Ivory trade has led to endangerment of species, resulting in restrictions and bans. Ivory was formerly used to make trinkets, jewellery and other decorative items because of the white colour it presents.
Elephant ivory has been exported from Africa and Asia for centuries with records going back to the 14th century.
In 1989 the ivory international market was closed, and traffic decreased. In 2007 South Africa, Namibia, Botswana and Zimbabwe were allowed by CITES to sell to China and Japan the stock of ivory. But this possibility gave a boost to the international illicit ivory trade.
Every year, tens of thousands of elephants are brutally killed for their ivory. Between 2008 and 2013, the estimated death toll ranged between 30,000 and 50,000 elephants per year. The slaughter is horrifying; ivory dealers employ and arm poachers, who in turn target entire herds of elephants, shooting them with automatic weapons and hacking off their tusks with axes and chainsaws.

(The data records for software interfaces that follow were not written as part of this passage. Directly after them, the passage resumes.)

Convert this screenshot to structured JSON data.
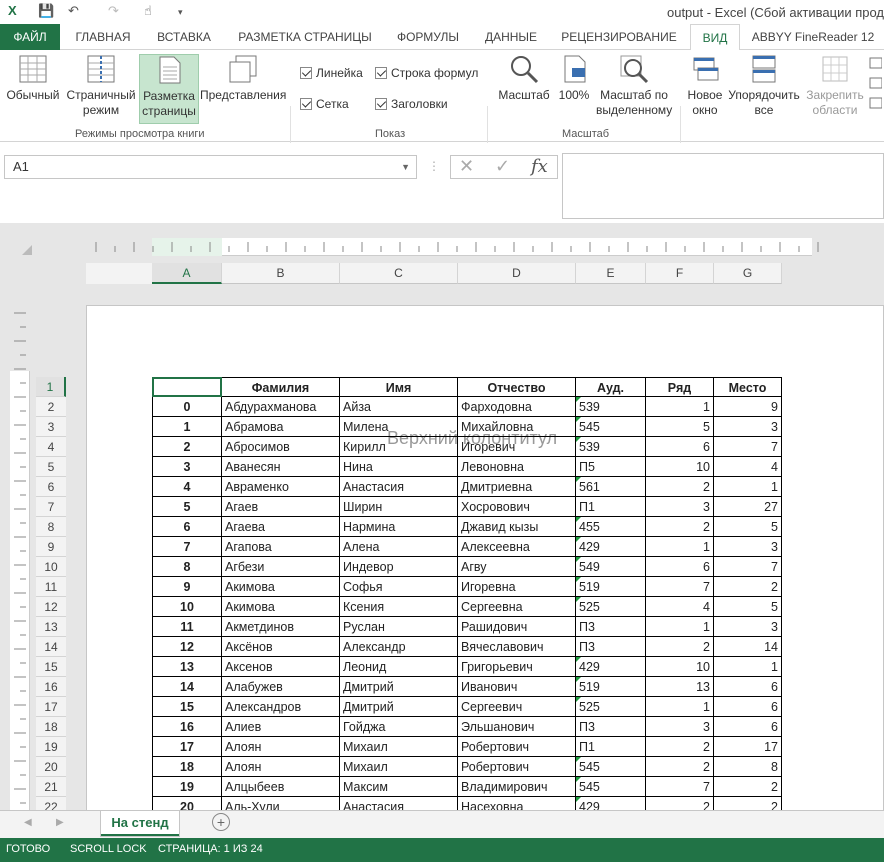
{
  "titlebar": {
    "title": "output - Excel (Сбой активации прод"
  },
  "tabs": [
    "ФАЙЛ",
    "ГЛАВНАЯ",
    "ВСТАВКА",
    "РАЗМЕТКА СТРАНИЦЫ",
    "ФОРМУЛЫ",
    "ДАННЫЕ",
    "РЕЦЕНЗИРОВАНИЕ",
    "ВИД",
    "ABBYY FineReader 12"
  ],
  "ribbon": {
    "views": {
      "normal": "Обычный",
      "pagebreak1": "Страничный",
      "pagebreak2": "режим",
      "layout1": "Разметка",
      "layout2": "страницы",
      "custom": "Представления",
      "group": "Режимы просмотра книги"
    },
    "show": {
      "ruler": "Линейка",
      "formulabar": "Строка формул",
      "grid": "Сетка",
      "headings": "Заголовки",
      "group": "Показ"
    },
    "zoom": {
      "zoom": "Масштаб",
      "hundred": "100%",
      "sel1": "Масштаб по",
      "sel2": "выделенному",
      "group": "Масштаб"
    },
    "window": {
      "new1": "Новое",
      "new2": "окно",
      "arrange1": "Упорядочить",
      "arrange2": "все",
      "freeze1": "Закрепить",
      "freeze2": "области"
    }
  },
  "namebox": "A1",
  "columns": [
    "A",
    "B",
    "C",
    "D",
    "E",
    "F",
    "G"
  ],
  "header_footer_placeholder": "Верхний колонтитул",
  "table": {
    "headers": [
      "",
      "Фамилия",
      "Имя",
      "Отчество",
      "Ауд.",
      "Ряд",
      "Место"
    ],
    "rows": [
      [
        "0",
        "Абдурахманова",
        "Айза",
        "Фарходовна",
        "539",
        "1",
        "9"
      ],
      [
        "1",
        "Абрамова",
        "Милена",
        "Михайловна",
        "545",
        "5",
        "3"
      ],
      [
        "2",
        "Абросимов",
        "Кирилл",
        "Игоревич",
        "539",
        "6",
        "7"
      ],
      [
        "3",
        "Аванесян",
        "Нина",
        "Левоновна",
        "П5",
        "10",
        "4"
      ],
      [
        "4",
        "Авраменко",
        "Анастасия",
        "Дмитриевна",
        "561",
        "2",
        "1"
      ],
      [
        "5",
        "Агаев",
        "Ширин",
        "Хосровович",
        "П1",
        "3",
        "27"
      ],
      [
        "6",
        "Агаева",
        "Нармина",
        "Джавид кызы",
        "455",
        "2",
        "5"
      ],
      [
        "7",
        "Агапова",
        "Алена",
        "Алексеевна",
        "429",
        "1",
        "3"
      ],
      [
        "8",
        "Агбези",
        "Индевор",
        "Агву",
        "549",
        "6",
        "7"
      ],
      [
        "9",
        "Акимова",
        "Софья",
        "Игоревна",
        "519",
        "7",
        "2"
      ],
      [
        "10",
        "Акимова",
        "Ксения",
        "Сергеевна",
        "525",
        "4",
        "5"
      ],
      [
        "11",
        "Акметдинов",
        "Руслан",
        "Рашидович",
        "П3",
        "1",
        "3"
      ],
      [
        "12",
        "Аксёнов",
        "Александр",
        "Вячеславович",
        "П3",
        "2",
        "14"
      ],
      [
        "13",
        "Аксенов",
        "Леонид",
        "Григорьевич",
        "429",
        "10",
        "1"
      ],
      [
        "14",
        "Алабужев",
        "Дмитрий",
        "Иванович",
        "519",
        "13",
        "6"
      ],
      [
        "15",
        "Александров",
        "Дмитрий",
        "Сергеевич",
        "525",
        "1",
        "6"
      ],
      [
        "16",
        "Алиев",
        "Гойджа",
        "Эльшанович",
        "П3",
        "3",
        "6"
      ],
      [
        "17",
        "Алоян",
        "Михаил",
        "Робертович",
        "П1",
        "2",
        "17"
      ],
      [
        "18",
        "Алоян",
        "Михаил",
        "Робертович",
        "545",
        "2",
        "8"
      ],
      [
        "19",
        "Алцыбеев",
        "Максим",
        "Владимирович",
        "545",
        "7",
        "2"
      ],
      [
        "20",
        "Аль-Хули",
        "Анастасия",
        "Насеховна",
        "429",
        "2",
        "2"
      ]
    ]
  },
  "sheet_tab": "На стенд",
  "status": {
    "ready": "ГОТОВО",
    "scroll": "SCROLL LOCK",
    "page": "СТРАНИЦА: 1 ИЗ 24"
  },
  "colors": {
    "accent": "#217346",
    "marker": "#1e9d3f"
  }
}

These tusks are fed into the illegal international ivory trade which is controlled by highly organised criminal syndicates. This trade feeds demand for ivory products in Asia, Europe, USA and elsewhere, which continues to bankroll elephants’ destruction. Legal international sales of ivory in 1999 and 2008 added to the demand but also caused confusion among consumers (‘is ivory legal or not?’) and provided an avenue for criminals to launder illegal ivory into the black-market.